_Material to process_
========

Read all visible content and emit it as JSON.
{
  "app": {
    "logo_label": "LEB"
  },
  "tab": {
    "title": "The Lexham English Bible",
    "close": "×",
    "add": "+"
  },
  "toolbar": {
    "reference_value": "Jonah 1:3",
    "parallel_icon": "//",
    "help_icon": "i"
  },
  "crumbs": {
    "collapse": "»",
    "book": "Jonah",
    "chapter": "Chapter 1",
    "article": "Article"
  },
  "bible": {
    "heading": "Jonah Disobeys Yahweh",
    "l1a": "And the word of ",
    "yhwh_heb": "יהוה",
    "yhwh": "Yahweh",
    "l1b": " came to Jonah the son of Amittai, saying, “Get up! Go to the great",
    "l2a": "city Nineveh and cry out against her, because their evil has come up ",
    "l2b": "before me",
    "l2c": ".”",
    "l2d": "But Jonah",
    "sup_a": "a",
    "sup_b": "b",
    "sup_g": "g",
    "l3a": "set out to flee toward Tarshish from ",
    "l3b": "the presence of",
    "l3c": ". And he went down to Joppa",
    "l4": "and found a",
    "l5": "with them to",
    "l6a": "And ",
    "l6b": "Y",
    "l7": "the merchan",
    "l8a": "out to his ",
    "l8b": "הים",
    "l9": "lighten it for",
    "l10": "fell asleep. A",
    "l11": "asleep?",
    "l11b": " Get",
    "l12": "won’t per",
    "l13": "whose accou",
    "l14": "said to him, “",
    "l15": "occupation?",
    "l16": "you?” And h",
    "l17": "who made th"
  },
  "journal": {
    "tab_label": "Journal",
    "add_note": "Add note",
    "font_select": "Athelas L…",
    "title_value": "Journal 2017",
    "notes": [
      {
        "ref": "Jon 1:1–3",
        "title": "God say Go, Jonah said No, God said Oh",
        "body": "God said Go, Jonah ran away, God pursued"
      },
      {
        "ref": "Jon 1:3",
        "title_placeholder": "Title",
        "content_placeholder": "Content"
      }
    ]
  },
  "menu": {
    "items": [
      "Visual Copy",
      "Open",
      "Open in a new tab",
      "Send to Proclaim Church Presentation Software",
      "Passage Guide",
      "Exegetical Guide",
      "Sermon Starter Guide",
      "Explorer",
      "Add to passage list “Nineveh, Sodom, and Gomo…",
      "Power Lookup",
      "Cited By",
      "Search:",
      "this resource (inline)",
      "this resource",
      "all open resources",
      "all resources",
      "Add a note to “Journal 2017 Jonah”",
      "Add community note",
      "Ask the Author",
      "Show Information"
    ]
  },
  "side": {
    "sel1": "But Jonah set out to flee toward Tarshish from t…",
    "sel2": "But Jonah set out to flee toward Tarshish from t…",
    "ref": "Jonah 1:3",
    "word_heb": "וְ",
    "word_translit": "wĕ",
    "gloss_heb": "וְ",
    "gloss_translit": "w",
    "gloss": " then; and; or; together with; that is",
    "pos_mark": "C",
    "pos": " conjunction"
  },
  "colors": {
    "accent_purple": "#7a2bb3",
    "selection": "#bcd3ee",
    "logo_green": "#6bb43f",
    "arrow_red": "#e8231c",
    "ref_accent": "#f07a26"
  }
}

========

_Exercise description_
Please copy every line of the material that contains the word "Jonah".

_Solution_
    "reference_value": "Jonah 1:3",
    "book": "Jonah",
    "heading": "Jonah Disobeys Yahweh",
    "l1b": " came to Jonah the son of Amittai, saying, “Get up! Go to the great",
    "l2d": "But Jonah",
        "title": "God say Go, Jonah said No, God said Oh",
        "body": "God said Go, Jonah ran away, God pursued"
      "Add a note to “Journal 2017 Jonah”",
    "sel1": "But Jonah set out to flee toward Tarshish from t…",
    "sel2": "But Jonah set out to flee toward Tarshish from t…",
    "ref": "Jonah 1:3",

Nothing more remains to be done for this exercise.